All organisations need a strategy. But they also need a plan to implement that strategy. Policy is one way to turn your strategy into a reality.
All organisations need a strategy. But they also need a plan to implement that strategy. Policy is one way to turn your strategy into a reality.

leadership

From the Knowledge Centre

From the Knowledge Centre

A selection of useful digital and print resources on building effective teams and setting strategy from the AIM Knowledge Centre. Access is free to all AIM Members, online, or at one of our AIM libraries ...
A selection of useful digital and print resources on building effective teams and setting strategy from the AIM Knowledge Centre. Access is free to all AIM Members, online, or at one of our AIM libraries ...

meetings

Meetings: Why you're almost always wasting your time

Meetings: Why you're almost always wasting your time

We've all been in meetings that have dragged on and not addressed any of the issues they were designed to solve. If meetings are so often inefficient, why do we still have them?
We've all been in meetings that have dragged on and not addressed any of the issues they were designed to solve. If meetings are so often inefficient, why do we still have them?

decision making

From the Knowledge Centre

From the Knowledge Centre

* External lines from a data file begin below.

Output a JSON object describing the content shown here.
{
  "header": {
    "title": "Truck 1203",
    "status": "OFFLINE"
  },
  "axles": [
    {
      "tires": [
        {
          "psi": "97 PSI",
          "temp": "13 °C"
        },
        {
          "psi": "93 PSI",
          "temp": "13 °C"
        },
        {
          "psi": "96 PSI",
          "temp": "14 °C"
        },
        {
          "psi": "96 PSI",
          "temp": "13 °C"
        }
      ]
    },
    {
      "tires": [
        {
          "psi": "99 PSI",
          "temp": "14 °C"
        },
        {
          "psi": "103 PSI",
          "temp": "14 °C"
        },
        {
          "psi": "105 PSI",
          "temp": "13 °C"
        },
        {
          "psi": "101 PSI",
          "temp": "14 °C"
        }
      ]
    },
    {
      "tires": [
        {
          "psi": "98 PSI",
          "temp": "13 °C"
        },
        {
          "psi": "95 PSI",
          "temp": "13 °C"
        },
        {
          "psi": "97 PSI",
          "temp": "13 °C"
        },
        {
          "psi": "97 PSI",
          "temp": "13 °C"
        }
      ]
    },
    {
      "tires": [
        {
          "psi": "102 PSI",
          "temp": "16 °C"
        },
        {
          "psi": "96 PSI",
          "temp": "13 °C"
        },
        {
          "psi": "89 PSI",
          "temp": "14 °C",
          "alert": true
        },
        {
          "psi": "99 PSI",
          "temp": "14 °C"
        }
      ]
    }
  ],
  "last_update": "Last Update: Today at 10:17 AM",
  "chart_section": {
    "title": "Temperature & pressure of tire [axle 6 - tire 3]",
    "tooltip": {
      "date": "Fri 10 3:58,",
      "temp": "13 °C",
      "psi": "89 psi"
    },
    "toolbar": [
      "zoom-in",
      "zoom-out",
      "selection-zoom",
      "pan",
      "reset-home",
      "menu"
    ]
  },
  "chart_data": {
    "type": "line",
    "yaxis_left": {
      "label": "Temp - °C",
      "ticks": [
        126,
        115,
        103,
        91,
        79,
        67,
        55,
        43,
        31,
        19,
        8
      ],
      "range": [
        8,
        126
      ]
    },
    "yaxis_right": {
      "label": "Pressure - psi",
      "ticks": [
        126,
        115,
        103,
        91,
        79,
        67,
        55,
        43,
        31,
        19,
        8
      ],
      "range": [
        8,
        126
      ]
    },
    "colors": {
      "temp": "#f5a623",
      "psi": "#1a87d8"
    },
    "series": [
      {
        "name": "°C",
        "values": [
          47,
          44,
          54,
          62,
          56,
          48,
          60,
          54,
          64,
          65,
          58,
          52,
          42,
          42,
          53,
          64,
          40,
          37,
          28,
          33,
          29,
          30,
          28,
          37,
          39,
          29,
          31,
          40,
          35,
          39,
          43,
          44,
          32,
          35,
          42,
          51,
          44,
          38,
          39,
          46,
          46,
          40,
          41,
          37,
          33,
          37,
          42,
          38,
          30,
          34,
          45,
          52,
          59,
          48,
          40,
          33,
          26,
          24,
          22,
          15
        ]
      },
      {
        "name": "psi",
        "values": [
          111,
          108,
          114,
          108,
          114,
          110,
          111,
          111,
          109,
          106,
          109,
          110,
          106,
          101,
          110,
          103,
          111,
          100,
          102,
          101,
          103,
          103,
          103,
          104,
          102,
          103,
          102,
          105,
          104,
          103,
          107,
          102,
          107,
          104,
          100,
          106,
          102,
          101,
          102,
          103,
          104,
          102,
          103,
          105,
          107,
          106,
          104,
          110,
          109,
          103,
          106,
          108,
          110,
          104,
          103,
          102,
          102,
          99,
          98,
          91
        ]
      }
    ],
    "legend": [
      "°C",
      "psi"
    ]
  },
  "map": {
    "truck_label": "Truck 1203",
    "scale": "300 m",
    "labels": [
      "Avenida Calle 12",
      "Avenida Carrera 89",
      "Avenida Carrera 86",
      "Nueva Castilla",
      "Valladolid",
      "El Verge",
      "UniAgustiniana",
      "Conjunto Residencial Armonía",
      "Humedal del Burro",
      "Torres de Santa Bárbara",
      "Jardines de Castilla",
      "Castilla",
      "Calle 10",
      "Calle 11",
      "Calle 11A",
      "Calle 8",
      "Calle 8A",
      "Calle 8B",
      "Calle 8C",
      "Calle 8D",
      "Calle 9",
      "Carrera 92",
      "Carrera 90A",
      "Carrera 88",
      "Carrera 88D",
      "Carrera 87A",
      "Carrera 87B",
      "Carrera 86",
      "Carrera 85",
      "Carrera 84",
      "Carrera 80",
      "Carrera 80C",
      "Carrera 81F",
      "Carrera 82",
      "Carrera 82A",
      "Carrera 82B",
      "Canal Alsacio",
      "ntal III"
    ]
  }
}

A selection of useful digital and print resources on decision-making from the AIM Knowledge Centre. Access is free to all AIM Members, online, or at one of our AIM libraries around the country.
A selection of useful digital and print resources on decision-making from the AIM Knowledge Centre. Access is free to all AIM Members, online, or at one of our AIM libraries around the country.